In a defamation action brought in May 2014 in the High Court of Dominica, and bearing suit number DOMHCV 2014/0214, Prime Minister Roosevelt Skerrit and members of his Cabinet (“the Claimants”) sought damages against Opposition Leader Lennox Linton and the owner of a radio station broadcasting as Q95 (‘the Defendants”) for allegedly publishing certain defamatory words uttered by the opposition leader at a youth rally and broadcast via radio and the internet.
In their Defence, the Defendants pleaded justification, fair comment and qualified privileged – three of the available defences to defamation.

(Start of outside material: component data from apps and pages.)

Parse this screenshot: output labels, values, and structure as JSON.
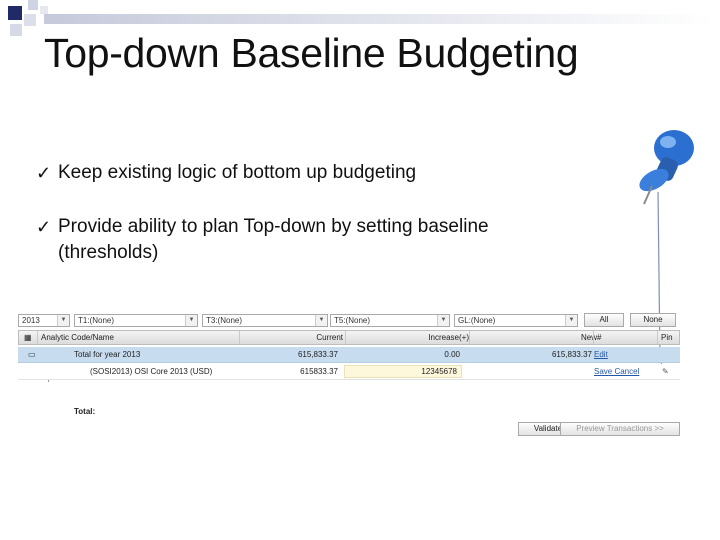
{
  "slide": {
    "title": "Top-down Baseline Budgeting",
    "bullets": [
      "Keep existing logic of bottom up budgeting",
      "Provide ability to plan Top-down by setting baseline (thresholds)"
    ],
    "check_glyph": "✓",
    "colors": {
      "deco_dark": "#1f2a66",
      "deco_light": "#cfd3e3",
      "pin_blue": "#2b6fd0"
    }
  },
  "ui": {
    "filters": {
      "f1_value": "2013",
      "f2_value": "T1:(None)",
      "f3_value": "T3:(None)",
      "f4_value": "T5:(None)",
      "f5_value": "GL:(None)",
      "all_label": "All",
      "none_label": "None"
    },
    "columns": [
      "Analytic Code/Name",
      "Current",
      "Increase(+)",
      "New",
      "#",
      "Pin"
    ],
    "rows": [
      {
        "name": "Total for year 2013",
        "current": "615,833.37",
        "increase": "0.00",
        "new": "615,833.37",
        "action": "Edit"
      },
      {
        "name": "(SOSI2013) OSI Core 2013 (USD)",
        "current": "615833.37",
        "increase": "12345678",
        "new": "",
        "action": "Save Cancel"
      }
    ],
    "total_label": "Total:",
    "validate_label": "Validate",
    "preview_label": "Preview Transactions >>"
  }
}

Contending that the Defendants did not disclose any proper, viable or sustainable defences of justification, fair comment or qualified privilege, the Claimants applied to the court to strike out the defence. The Claimants made that application after both sides had filed Witness Statements (the evidence that each witness intended to give at trial) and disclosed the documents they intended to use at trial.
On April 27th, 2017 Justice Bernie Stephenson Brooks ruled in favour of the Claimants, striking out the Defence on basis that the Defendants had no prospect of success at trial. She ordered that the matter proceed to assessment of damages.
Judge facing cowardly attacks
Since delivering her Judgment, Justice Stephenson Brooks has been facing well-orchestrated cowardly attacks and threats from faceless, nameless individuals within Dominica and on social media. Those individuals made clear their dissatisfaction with her judgment and have circulated a poster on social media referring to her in derogatory terms and accusing her of bias. She has been the target of threats via telephone and otherwise.
The OECS Bar forcefully condemns the cowardly attacks on Justice Brooks and the Judiciary and calls upon those responsible to desist forthwith. We call upon the authorities in Dominica to ensure that adequate measures are in place for her safety and security. We further call upon them to vigorously investigate the source of the attacks with a view to taking appropriate action.
Availability of Avenues to Appeal
By the very adversarial nature of our legal system, a winner and a loser emerge in most court actions. One party is usually left dissatisfied. But the very system provides the dissatisfied party with avenues of appeal: to the Court of Appeal and thereafter to the highest court, whether it be the United Kingdom-based Judicial Committee of the Privy Council (JCPC) or the Trinidad-based Caribbean Court of Justice (CCJ). In the case of Dominica, in March 2015 the CCJ replaced the JCPC as the highest court.
Moreover, if there is dissatisfaction with a Judge, the system provides for complaints to be channeled to the Chief Justice and the Judicial & Legal Services Commission (JLSC). The answer does not lie in personal attacks against or threats directed to the Judge.
Protecting independence of the Judiciary
Twenty-eight years ago, in 1989, the OECS Bar Association was formed out of the dire need then to improve the terms and conditions of service for the members of the Judiciary. We became the voice of the Judges who were unable to speak for themselves and agitate on behalf of themselves. Since then, we have been advancing, protecting and promoting the independence of the judiciary and defending it from unwarranted attacks.
Today, in discharge of our continuing duty, we rise in defence of Justice Brooks and the Judiciary. We urge Justice Brooks to stand resolute in the face of the attacks and to ensure that justice is dispensed in Dominica, fearlessly and dispassionately, in accordance with the principles of law and in keeping with the solemn oath of judicial office.
Date: May 5th, 2017